Acremonium: This toxigenic mold is what makes the idea of pink mold scary. It has been known to cause bone marrow diseases, severely compromised immune systems, and brain function impairment. This type of mold can also be found in white, gray, and orange.
Fusarium: This type of mold can be either an allergenic or a toxigenic mold. At its toxigenic level, it can lead to bone infections and brain abscess. Fusarium can also be found in red and white. Due to that risk, it should always be treated as such and treated professionally.
Toxigenic molds should be left to the professionals to take care of as they have equipment and training that won’t exasperate any health risks. Although pink mold isn’t always a toxigenic mold, it should be treated as such just in case.
You may already see the color red and think that it’s a huge warning sign. When it comes to mold, you’re absolutely right. Red mold is typically
Fusarium: As mentioned in the last section, this type of mold is incredibly dangerous and can be harmful to your bones and brain if it has been allowed to fester from its allergenic stage to a toxigenic stage. You may not be able to tell whether or not it is toxigenic, and so make sure to get it professionally treated.
There are three main different types of white mold:
Fusarium: This mold can either be found as an allergenic or a toxigenic. As discussed above, exposure can lead to life-threatening conditions. It can also be found in pink and red colors.
Acremonium: Like Fusarium, this toxigenic mold type can be destructive for your bones and brain health. You’re also likely to find it in pink, orange, and gray.
Mucor: This is an allergenic mold, and you’re most likely to find it around your HVAC system or related parts. Because it latches onto your air ventilation system, it is very likely that you’ll breathe in this mold. Thus, exposure can lead to respiratory issues.

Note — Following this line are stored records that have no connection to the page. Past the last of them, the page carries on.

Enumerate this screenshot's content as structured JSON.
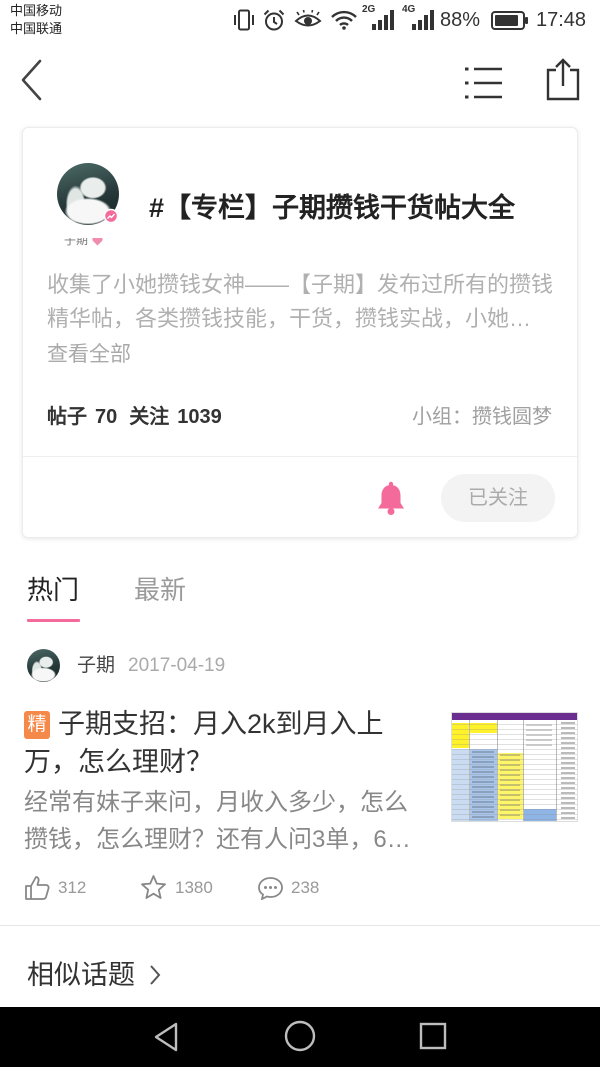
{
  "status_bar": {
    "carriers": [
      "中国移动",
      "中国联通"
    ],
    "network_2g": "2G",
    "network_4g": "4G",
    "battery": "88%",
    "time": "17:48",
    "icons": [
      "vibrate-icon",
      "alarm-icon",
      "eye-icon",
      "wifi-icon",
      "signal-icon",
      "battery-icon"
    ]
  },
  "header": {
    "icons": {
      "back": "chevron-left-icon",
      "menu": "list-icon",
      "share": "share-icon"
    }
  },
  "topic": {
    "avatar_name": "子期",
    "title": "#【专栏】子期攒钱干货帖大全",
    "description_lines": [
      "收集了小她攒钱女神——【子期】发布过所有的攒钱",
      "精华帖，各类攒钱技能，干货，攒钱实战，小她…"
    ],
    "view_all": "查看全部",
    "stats": {
      "posts_label": "帖子",
      "posts": "70",
      "follows_label": "关注",
      "follows": "1039"
    },
    "group": "小组：攒钱圆梦",
    "follow_button": "已关注"
  },
  "tabs": [
    {
      "label": "热门",
      "active": true
    },
    {
      "label": "最新",
      "active": false
    }
  ],
  "posts": [
    {
      "author": "子期",
      "date": "2017-04-19",
      "badge": "精",
      "title_lines": [
        "子期支招：月入2k到月入上",
        "万，怎么理财？"
      ],
      "snippet_lines": [
        "经常有妹子来问，月收入多少，怎么",
        "攒钱，怎么理财？还有人问3单，6…"
      ],
      "likes": "312",
      "favorites": "1380",
      "comments": "238"
    }
  ],
  "similar_topics": "相似话题",
  "colors": {
    "accent": "#f46a9b",
    "badge": "#f5894a",
    "nav_bar": "#000000",
    "button_bg": "#f3f3f3"
  }
}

Mucor can also be found in a gray form.
Some white mold may also eventually change into a gray-ish color. This type is called Chaetomium, a pathogenic mold. It will go from white to gray to brown. Due to the high chance of white mold being either pathogenic or toxigenic, it would be best for you to let a mold removal specialist take care of your white mold issue.
Gray mold can be found in all three mold categories: allergenic, pathogenic, and toxigenic.
Mucor: As discussed in the last section, this allergenic mold can lead to respiratory issues if breathed in. It’s also found in white.
Chaetomium: If your mold was once white and has become gray, you have this type of mold. It’s a pathogenic mold that can lead to infections. If not taken care of, it can turn brown.
Acremonium: This toxigenic mold is very destructive, negatively impacting bone and brain health. It can be found in pink, white, and orange colors.
Due to the high chance of gray mold being pathogenic or toxigenic, it’s best to seek professional services when looking into mold removal options.
There is only one blue mold, and so it’s easy to identify this type of mold as
Penicillin: This allergenic mold has its pros and cons. At its medicinal level, it’s extremely valuable. However, penicillin growing on your carpet is not going to help your health. In fact, it can cause pulmonary inflammation and asthma. This type of mold can also be found in the color green.
If you see orange mold, be extremely cautious. Orange mold is typically
Acremonium: We’ve discussed this mold type above when discussing gray, white, and pink molds. It’s a toxigenic mold that can seriously hinder your bone and brain health. If you see orange mold, get a professional to do the cleanup.
Check Out Our Mold Color Chart!
To make identifying your mold type easier, we’ve created this chart!
Need Rapid Restoration?
Knowing the color of your mold is extremely important when it comes to identifying what type of mold is growing in your home. If your mold is pathogenic or toxigenic, don’t risk cleaning it up yourself. If it’s allergenic and you have an immune disorder, respiratory issues, or serious allergies, please let a professional do the work for you. Our mold remediation and removal team will help clean up the mold and help resolve the issue that caused it in the first place.